Like us, the entire Pooch Pack are feeling the effects of passing years. All of the dogs have been with us for over twelve years. Annie the Africanis now moves with difficulty, the two Maltese, Gemma and Ni(gel), are not as spry as they used to be, Toby the Border Collie is a bit lopsided from a stroke, and his sister Tess has been wasting away to skin and bone in spite of being hand-fed and given all suitable medication.
Yesterday I assessed her. I have had to lift and carry her outside to perform, she could barely stand, and she was spending her days simply lying around. Lately she had even given up trying to move between house and cottage. Most significant to me was the fact that this happy, friendly dog was no longer a tail-wagger. Not even a twitch.
I took her to the vet in the afternoon and she agreed that the time had come. Organs were shutting down, and Tess would simply suffer increasing discomfort from now on.
I stayed alone with her and stroked her and talked to her until that lovely gentle spirit had left.
This is a time when I remember the advice given by a vet in my own Tabika novel: that when one loses an animal friend one should not dwell on the sadness of their leaving, but rather recall the joy they gave during their lives.
TO LIGHTEN UP:
I was upstaged a bit with the humorous poem I had in the paper the day before yesterday. Immediately following it, a local resident, Eric Hodgson, had contributed the following (some modified slightly by me):
The meaning of opaque is unclear.
Ate a clock was time consuming.
I’m reading a book about anti-gravity.
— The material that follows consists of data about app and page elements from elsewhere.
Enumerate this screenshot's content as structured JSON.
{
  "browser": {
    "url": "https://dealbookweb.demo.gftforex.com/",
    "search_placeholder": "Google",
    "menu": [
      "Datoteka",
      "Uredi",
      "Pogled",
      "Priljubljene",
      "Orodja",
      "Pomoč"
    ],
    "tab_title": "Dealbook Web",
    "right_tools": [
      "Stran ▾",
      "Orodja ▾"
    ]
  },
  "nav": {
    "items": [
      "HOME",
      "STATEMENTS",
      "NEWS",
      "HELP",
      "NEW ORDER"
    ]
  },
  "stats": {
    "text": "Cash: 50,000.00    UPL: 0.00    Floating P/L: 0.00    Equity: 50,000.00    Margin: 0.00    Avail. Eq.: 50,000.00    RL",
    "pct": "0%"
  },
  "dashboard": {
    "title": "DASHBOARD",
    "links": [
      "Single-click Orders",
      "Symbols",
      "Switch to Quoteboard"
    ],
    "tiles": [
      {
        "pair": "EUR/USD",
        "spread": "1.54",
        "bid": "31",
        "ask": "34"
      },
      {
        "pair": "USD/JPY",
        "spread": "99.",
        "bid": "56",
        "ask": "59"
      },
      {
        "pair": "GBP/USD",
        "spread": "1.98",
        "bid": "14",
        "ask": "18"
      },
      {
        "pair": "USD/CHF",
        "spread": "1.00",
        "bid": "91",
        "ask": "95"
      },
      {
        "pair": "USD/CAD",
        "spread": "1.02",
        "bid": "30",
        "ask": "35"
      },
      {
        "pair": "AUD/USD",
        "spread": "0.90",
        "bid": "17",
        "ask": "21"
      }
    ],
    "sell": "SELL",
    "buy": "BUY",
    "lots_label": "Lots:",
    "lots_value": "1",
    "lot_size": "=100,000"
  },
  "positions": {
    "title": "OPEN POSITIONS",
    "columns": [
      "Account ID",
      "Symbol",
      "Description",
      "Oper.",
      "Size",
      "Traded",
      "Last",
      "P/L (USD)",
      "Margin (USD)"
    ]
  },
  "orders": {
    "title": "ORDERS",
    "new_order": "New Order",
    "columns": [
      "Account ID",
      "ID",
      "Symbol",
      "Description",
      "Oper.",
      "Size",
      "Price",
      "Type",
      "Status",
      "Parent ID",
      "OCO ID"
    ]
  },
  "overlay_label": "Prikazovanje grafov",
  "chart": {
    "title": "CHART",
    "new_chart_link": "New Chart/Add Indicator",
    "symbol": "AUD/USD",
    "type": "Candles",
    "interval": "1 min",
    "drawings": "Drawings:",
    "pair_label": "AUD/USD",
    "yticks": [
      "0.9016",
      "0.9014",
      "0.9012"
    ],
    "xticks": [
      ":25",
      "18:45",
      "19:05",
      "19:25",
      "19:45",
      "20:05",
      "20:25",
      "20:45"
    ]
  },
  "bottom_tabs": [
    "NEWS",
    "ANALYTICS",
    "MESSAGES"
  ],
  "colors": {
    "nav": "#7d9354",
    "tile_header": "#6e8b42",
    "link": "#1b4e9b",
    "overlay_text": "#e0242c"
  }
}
I can’t put it down.
The article about Japanese sword fighters is long, but I can Samurais it for you.
It’s not that he couldn’t juggle: he just didn’t have the balls for it.
So what if I don’t know the meaning of ‘apocalypse’? It’s not the end of the world.
When I held the door open for a clown, I thought it was a nice jester.
(Some of my own in this vein – I avoided throwing in one about a jugular!):
Arrival is someone who comes to regard you as competition.
Cops need to know the difference between arrest and asleep.
One good tern deserves another, or they can’t breed.
A simile is a metaphor you like.
A pro can become a con if caught.
Which ones tickle your funny-bone most?
© December 2018 Colonialist